"Mexican Madonna" at South Beach Tonight
Trevi’s bio reads like an especially lurid telenovela. In 1980, the singer, who turns 40 next month, left her native Monterrey for Mexico City, where she sang on the street, taught aerobics and briefly joined the group Boquitas Pintadas before being discovered by future husband/manager Sergio Andrade. Her first album, 1989’s Que Hago Aqui?, made her a star on the strength of No. 1 single “Dr. Psiquiatra” and several other hits. After signing to RCA/BMG’s Latin division, she had sold more than five million albums by her 25th birthday.
Things didn’t quite work out that way. In the late ‘90s, Mexican authorities began investigating charges of kidnapping, sexual abuse and corrupting minors leveled against Trevi and Andrade by several Mexican singers who alleged the pair brought them to their home for purported musical training, but actually ensnared them in a nightmarish web of sex slavery and rape. Their stories were splashed all over the Latin American media, and in 1999 Mexican prosecutors brought charges against Trevi, Andrade and their choreographer/backup vocalist Mary Boquitas, but before they could be apprehended by the police, the trio fled to South America.
Brazilian authorities captured the trio in Rio de Janeiro in 2000, beginning a long extradition battle between the Brazilian and Mexican governments. While in prison, Trevi became pregnant with a child she originally claimed to be the issue of a guard who had raped her but a DNA test revealed to be Andrade’s. (Some speculated the couple bribed the guards into allowing them conjugal visits.) In late 2002, Trevi and Boquitas were finally extradited to Mexico, with Andrade following a few months later. “In Mexico, Trevi’s return was every bit the media circus the O.J. Simpson trial had been in the U.S.,” notes All Music Guide. Trevi remained behind bars until her case was dismissed in September 2004 for lack of evidence.

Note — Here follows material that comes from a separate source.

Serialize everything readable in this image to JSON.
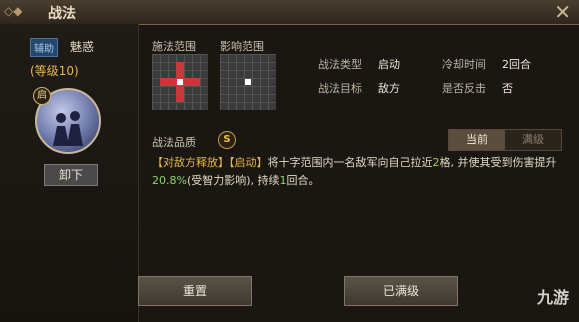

Once out of prison, Trevi recorded the album Como Nace el Universo and resumed touring. She seemed to suffer no loss of popularity – many in Mexico believed she had simply come under the spell of the Svengali-like Andrade, which Trevi herself told the Chihuahuan judge who dismissed her case – selling out arenas in Monterrey and Mexico City. New York Times Magazine and Esquire writer Christopher McDougall wrote a well-received account of Trevi’s fascinating, twisted story in his 2004 book Girl Trouble: The True Saga of Superstar Gloria Trevi and the Secret Teenage Sex Cult that Stunned the World. – Chris Gray